Roosevelt’s plan may have failed. But Dunn noted that those same Democrats whom he wanted to defeat ended up becoming some of his most vocal supporters as the U.S. prepared to enter World War II. On top of that, Roosevelt coasted to reelection in 1940, handily defeating Republican Wendell Willkie to win a third term.
Flash forward 79 years, and American politics is experiencing the closest thing to a rerun of that Roosevelt-era moment. Flake hasn’t shunned Trump to the degree that Tydings did to FDR. In fact, he’s voted with him more than 90 percent of the time according to FiveThirtyEight. But he is playing a similar role as an antagonizer of the president.
Trump, in turn, is doing his part to go after members of his own party whom he deems insufficiently loyal. Only, Dunn says, his strategy lacks the precision and sophistication of Roosevelt’s.
“Roosevelt had an intelligent, well-thought out plan for party realignment that he felt was necessary in 1938,” Dunn told The Daily Beast. “And Trump doesn’t have any such plan. This is simply a personal reaction of vindictiveness and personal animosity [toward Flake].”
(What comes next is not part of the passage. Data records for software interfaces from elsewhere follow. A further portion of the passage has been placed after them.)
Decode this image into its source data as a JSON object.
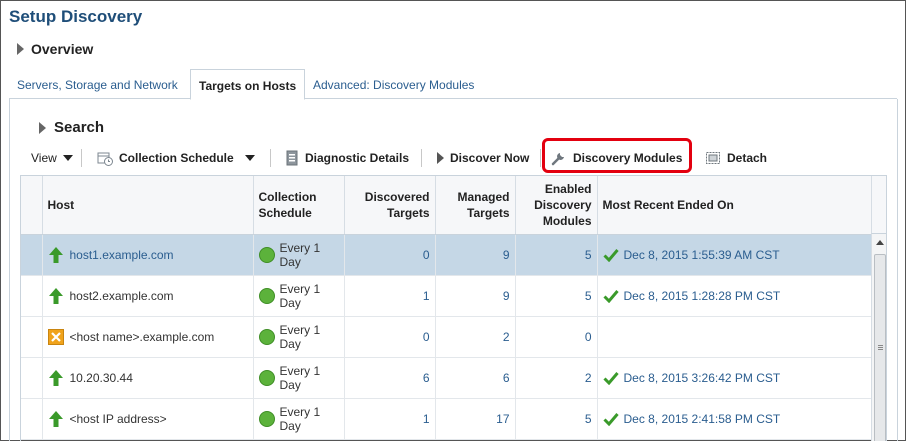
{
  "page": {
    "title": "Setup Discovery"
  },
  "overview": {
    "label": "Overview"
  },
  "tabs": [
    {
      "label": "Servers, Storage and Network"
    },
    {
      "label": "Targets on Hosts"
    },
    {
      "label": "Advanced: Discovery Modules"
    }
  ],
  "search": {
    "label": "Search"
  },
  "toolbar": {
    "view": "View",
    "collection_schedule": "Collection Schedule",
    "diagnostic_details": "Diagnostic Details",
    "discover_now": "Discover Now",
    "discovery_modules": "Discovery Modules",
    "detach": "Detach"
  },
  "table": {
    "headers": {
      "host": "Host",
      "schedule_1": "Collection",
      "schedule_2": "Schedule",
      "discovered_1": "Discovered",
      "discovered_2": "Targets",
      "managed_1": "Managed",
      "managed_2": "Targets",
      "enabled_1": "Enabled",
      "enabled_2": "Discovery",
      "enabled_3": "Modules",
      "recent": "Most Recent Ended On"
    },
    "rows": [
      {
        "status": "up",
        "host": "host1.example.com",
        "schedule_1": "Every 1",
        "schedule_2": "Day",
        "discovered": "0",
        "managed": "9",
        "enabled": "5",
        "recent": "Dec 8, 2015 1:55:39 AM CST"
      },
      {
        "status": "up",
        "host": "host2.example.com",
        "schedule_1": "Every 1",
        "schedule_2": "Day",
        "discovered": "1",
        "managed": "9",
        "enabled": "5",
        "recent": "Dec 8, 2015 1:28:28 PM CST"
      },
      {
        "status": "unknown",
        "host": "<host name>.example.com",
        "schedule_1": "Every 1",
        "schedule_2": "Day",
        "discovered": "0",
        "managed": "2",
        "enabled": "0",
        "recent": ""
      },
      {
        "status": "up",
        "host": "10.20.30.44",
        "schedule_1": "Every 1",
        "schedule_2": "Day",
        "discovered": "6",
        "managed": "6",
        "enabled": "2",
        "recent": "Dec 8, 2015 3:26:42 PM CST"
      },
      {
        "status": "up",
        "host": "<host IP address>",
        "schedule_1": "Every 1",
        "schedule_2": "Day",
        "discovered": "1",
        "managed": "17",
        "enabled": "5",
        "recent": "Dec 8, 2015 2:41:58 PM CST"
      }
    ]
  },
  "colors": {
    "accent": "#1f4e79",
    "link": "#2a5d8f",
    "selected_row": "#c5d7e6",
    "status_up": "#3a9a2a",
    "schedule_ok": "#5cb23b",
    "highlight": "#e3000f",
    "warning": "#f0a31c"
  },
  "icons": {
    "up": "green-up-arrow-icon",
    "unknown": "yellow-x-status-icon",
    "check": "green-check-icon",
    "schedule": "green-circle-icon"
  }
}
The end result in 2018 could be the same as 1938: an effort to reorganize the party ranks that ends up depleting them. Republicans now fear that if Trump is successful at propelling Ward to the Arizona GOP nomination, her controversial past could provide Democrats with a viable opportunity to flip Flake’s seat. Ward, a vocal Trump supporter, has alienated many voters in the state for her recent suggestion that Sen. John McCain should resign due to his brain cancer diagnosis, and that Arizona’s Republican governor should appoint her in his place.
Flake has been consistently critical of Trump, and recently wrote a book denouncing the ideals Trump espouses as well as the Republicans who don’t directly call out the president. But amid the president’s attacks, the Republican party apparatus has rallied to his side and not the president’s.
“The NRSC unequivocally supports Senator Flake in his reelection bid,” National Republican Senate Committee Chairman Sen. Cory Gardner (R-CO) said in a statement emailed to The Daily Beast.
Senate Majority Leader Mitch McConnell, who has also found himself the target of Trump’s tweets as of late, issued a statement in support of Flake as well. “Jeff Flake is an excellent senator and a tireless advocate for Arizona and our nation. He has my full support,” McConnell said.